About Ms. Gorman

“I am a teacher!” From the basement of my childhood home with a blackboard on the wall, when I used to instruct imaginary students, to teaching acting in Philadelphia, to being a nationally certified riding instructor, to designing a “Train the Trainers” course for the then-largest brigade in the US Army, teaching has dominated my life!

           In 2008, I entered the public school system through the alternate route program. I am in my 13th year as a seventh-grade science teacher at Memorial. The curriculum includes physical science and the geosciences, though my students say I teach “Sloscimatics.” This is a term they created many years ago, after a two-week unit on how to read “non-fiction” science articles, to explain I just don’t teach them “science”.  Sloscimatics combines social studies, language arts, science, and mathematics into one word and teaching philosophy!


In addition to being active within the Medford Township Public Schools District, I’m involved with Science, Technology, Engineering, and Math (STEM) curriculum development at the national level. As a Teacher Forum and Working Group member of the 100Kin10 STEM initiative, I meet with stakeholders from across the US to discuss the present and future STEM landscape within our national education system. I also work closely with NASA and NOAA, bringing satellites and remote sensing education to the K12 classroom. I am currently creating middle school satellite lessons in conjunction with the Institute for Earth Observations, Palmyra, NJ.


In keeping with my belief that “Science should drive Science Education,” I’m an active member in the American Meteorological Society (AMS). AMS is one of the largest scientific organizations in the world. In 2014, I was the recipient of the AMS Distinguished K12 Educator award. I’ve been the Chair of the Board on Outreach and Pre-college Education, and am currently the Chair of the Board on Outreach and Informal Education. I mentor K12 teachers within the organization and I regularly present at the annual meeting. In January 2020, three Memorial students joined me in Boston to present research they had conducted during the 2018-2019 school year. It was the first time middle school students had ever presented at an AMS annual meeting.

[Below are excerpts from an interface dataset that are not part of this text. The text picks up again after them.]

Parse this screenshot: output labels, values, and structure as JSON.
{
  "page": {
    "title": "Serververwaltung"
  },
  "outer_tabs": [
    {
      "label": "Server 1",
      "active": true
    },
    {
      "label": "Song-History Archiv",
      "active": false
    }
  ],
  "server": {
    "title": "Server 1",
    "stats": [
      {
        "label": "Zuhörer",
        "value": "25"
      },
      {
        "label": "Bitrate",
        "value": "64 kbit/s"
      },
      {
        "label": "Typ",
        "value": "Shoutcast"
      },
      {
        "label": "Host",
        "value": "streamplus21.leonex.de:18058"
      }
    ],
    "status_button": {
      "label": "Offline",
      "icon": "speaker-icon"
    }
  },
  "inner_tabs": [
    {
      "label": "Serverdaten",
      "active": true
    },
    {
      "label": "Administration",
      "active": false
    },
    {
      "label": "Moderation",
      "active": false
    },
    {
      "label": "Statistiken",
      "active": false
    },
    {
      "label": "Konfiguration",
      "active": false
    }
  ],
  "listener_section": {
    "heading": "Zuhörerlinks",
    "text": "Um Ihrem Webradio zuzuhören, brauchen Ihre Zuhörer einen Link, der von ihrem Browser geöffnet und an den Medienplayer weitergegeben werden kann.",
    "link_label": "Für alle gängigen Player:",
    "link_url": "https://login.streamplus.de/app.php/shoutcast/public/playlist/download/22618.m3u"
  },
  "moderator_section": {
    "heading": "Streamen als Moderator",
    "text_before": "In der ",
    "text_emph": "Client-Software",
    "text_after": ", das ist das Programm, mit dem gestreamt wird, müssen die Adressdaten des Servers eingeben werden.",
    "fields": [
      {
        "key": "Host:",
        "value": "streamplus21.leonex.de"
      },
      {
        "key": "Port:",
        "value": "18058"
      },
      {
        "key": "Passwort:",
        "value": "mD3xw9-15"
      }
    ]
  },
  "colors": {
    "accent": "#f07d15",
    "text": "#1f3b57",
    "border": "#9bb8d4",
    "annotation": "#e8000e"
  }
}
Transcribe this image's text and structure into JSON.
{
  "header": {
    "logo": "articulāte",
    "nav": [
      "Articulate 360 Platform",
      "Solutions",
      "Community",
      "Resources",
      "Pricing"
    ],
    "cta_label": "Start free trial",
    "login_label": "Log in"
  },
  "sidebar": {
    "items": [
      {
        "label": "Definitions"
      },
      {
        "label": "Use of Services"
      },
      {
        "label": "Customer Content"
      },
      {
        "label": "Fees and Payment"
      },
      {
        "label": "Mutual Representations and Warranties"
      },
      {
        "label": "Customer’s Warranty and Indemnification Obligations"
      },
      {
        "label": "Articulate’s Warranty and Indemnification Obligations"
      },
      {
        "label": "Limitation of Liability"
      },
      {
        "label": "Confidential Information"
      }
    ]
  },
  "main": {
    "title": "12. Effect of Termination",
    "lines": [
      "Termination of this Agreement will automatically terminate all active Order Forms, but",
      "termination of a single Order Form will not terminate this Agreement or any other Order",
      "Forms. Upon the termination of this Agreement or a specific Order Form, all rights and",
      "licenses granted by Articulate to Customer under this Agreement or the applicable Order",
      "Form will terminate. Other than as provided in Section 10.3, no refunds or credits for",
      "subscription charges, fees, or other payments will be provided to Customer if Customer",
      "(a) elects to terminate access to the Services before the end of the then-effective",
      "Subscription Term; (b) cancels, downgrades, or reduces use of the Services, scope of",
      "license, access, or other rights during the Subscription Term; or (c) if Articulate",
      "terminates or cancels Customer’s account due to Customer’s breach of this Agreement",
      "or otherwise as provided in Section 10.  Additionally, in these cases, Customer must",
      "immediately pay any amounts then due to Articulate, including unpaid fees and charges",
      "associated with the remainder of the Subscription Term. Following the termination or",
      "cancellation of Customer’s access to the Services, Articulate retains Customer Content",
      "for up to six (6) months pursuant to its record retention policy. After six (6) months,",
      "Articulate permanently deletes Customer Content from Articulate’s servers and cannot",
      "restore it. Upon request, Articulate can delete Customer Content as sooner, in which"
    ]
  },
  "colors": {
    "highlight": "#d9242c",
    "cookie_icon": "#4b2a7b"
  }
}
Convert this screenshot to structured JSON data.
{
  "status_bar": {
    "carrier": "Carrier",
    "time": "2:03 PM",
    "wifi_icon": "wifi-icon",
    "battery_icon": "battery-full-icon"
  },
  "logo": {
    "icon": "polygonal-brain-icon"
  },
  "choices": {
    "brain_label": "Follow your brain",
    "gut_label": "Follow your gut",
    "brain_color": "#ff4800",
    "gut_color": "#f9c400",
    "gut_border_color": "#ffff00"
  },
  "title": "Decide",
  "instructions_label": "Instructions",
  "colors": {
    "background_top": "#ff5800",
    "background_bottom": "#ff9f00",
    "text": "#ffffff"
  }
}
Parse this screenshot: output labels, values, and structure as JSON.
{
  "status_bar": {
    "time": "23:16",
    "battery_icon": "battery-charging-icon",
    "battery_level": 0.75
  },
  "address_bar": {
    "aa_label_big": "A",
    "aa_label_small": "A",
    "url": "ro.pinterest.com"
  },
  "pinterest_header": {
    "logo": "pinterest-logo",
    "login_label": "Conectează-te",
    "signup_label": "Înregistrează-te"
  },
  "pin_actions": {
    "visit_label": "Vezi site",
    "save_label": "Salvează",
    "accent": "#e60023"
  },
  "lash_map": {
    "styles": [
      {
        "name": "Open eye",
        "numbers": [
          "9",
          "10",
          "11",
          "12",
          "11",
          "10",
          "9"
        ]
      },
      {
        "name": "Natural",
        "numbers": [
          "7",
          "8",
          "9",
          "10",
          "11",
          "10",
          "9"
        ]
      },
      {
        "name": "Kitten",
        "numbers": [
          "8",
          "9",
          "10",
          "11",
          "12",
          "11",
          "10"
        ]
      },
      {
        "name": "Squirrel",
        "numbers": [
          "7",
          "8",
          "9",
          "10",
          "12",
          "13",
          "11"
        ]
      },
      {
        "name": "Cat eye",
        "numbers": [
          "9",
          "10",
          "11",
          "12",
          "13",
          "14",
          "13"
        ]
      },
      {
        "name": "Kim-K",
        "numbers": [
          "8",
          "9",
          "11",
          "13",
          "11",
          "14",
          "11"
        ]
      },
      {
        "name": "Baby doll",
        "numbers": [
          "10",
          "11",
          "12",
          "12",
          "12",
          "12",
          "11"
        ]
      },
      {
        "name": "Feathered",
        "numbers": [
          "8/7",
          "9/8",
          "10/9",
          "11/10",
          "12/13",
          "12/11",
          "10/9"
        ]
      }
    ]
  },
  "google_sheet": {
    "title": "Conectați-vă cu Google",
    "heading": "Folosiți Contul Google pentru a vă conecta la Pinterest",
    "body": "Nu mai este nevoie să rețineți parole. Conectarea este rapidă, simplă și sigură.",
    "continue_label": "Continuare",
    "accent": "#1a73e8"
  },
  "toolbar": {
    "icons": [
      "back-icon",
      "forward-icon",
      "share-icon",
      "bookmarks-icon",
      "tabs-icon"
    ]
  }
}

To date, my highest-profile accomplishment was being the 2015 recipient of the Presidential Award for Excellence in Mathematics and Science Teaching for New Jersey. This is the highest award a United States science or math teacher can receive. BUT, I can honestly say, my most satisfying and meaningful achievements over the past thirteen years have been garnered while teaching my wonderful KiddieWidgets at Memorial.